"""
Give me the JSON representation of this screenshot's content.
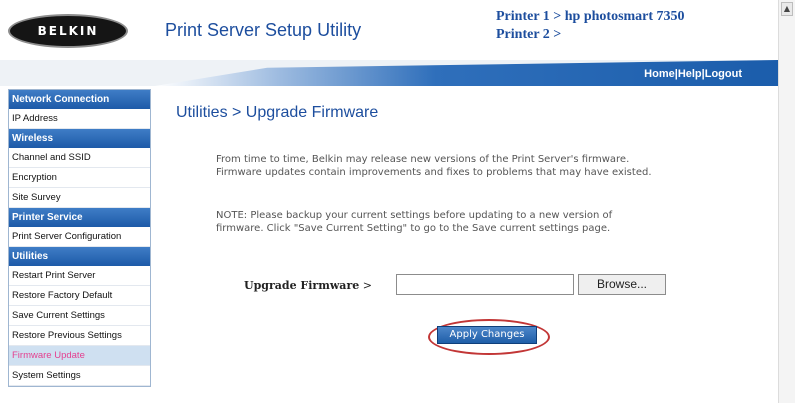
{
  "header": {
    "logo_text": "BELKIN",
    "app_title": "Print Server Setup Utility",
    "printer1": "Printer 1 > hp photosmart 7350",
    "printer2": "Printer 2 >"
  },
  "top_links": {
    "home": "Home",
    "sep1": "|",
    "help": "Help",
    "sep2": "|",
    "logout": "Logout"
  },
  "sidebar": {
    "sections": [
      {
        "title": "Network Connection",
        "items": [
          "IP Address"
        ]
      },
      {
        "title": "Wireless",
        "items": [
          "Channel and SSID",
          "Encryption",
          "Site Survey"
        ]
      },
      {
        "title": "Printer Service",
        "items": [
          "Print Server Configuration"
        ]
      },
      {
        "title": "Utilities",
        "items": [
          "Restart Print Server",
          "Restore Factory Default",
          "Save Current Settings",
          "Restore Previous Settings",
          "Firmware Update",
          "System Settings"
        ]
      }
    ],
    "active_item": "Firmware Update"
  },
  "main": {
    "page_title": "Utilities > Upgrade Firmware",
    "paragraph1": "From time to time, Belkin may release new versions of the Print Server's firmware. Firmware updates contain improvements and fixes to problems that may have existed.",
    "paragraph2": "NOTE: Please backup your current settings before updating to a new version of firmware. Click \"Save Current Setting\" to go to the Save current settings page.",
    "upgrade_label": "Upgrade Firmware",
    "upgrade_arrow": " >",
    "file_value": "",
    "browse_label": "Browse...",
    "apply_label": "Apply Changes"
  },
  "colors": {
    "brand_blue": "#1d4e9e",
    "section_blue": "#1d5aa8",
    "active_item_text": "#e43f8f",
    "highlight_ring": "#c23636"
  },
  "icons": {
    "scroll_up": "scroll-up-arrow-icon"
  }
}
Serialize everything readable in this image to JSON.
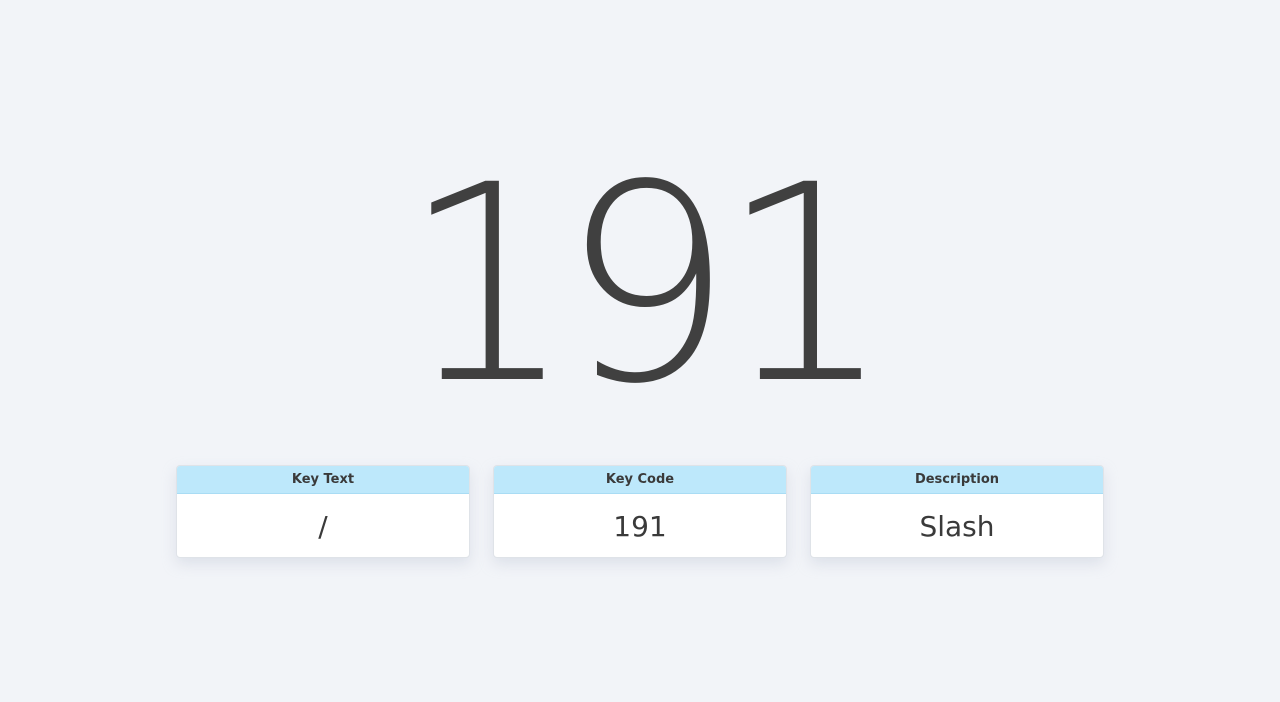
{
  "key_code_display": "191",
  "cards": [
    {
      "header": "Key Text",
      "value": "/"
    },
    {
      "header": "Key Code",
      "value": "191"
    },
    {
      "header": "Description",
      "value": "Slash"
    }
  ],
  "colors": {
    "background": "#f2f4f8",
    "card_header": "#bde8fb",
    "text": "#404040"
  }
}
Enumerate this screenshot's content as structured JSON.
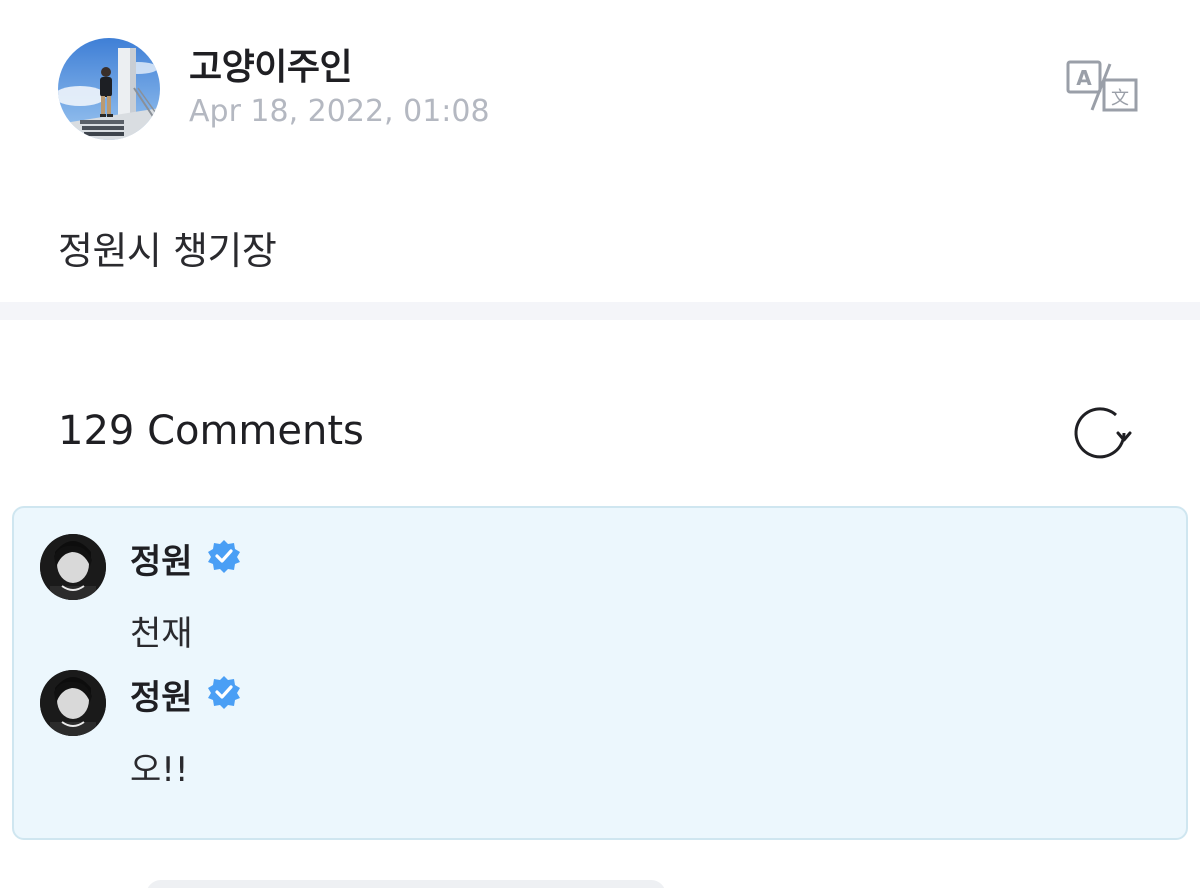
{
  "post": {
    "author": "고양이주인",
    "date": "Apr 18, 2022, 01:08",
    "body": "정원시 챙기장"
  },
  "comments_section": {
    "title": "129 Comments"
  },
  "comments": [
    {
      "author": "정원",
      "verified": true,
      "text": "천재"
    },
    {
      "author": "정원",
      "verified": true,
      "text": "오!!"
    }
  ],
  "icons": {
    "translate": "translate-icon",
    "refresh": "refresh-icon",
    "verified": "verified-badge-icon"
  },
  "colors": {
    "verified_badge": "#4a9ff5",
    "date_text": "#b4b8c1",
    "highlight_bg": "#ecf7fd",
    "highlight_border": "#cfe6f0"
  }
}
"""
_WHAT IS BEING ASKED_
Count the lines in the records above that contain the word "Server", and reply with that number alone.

_RESULT FOR THIS EXERCISE_
4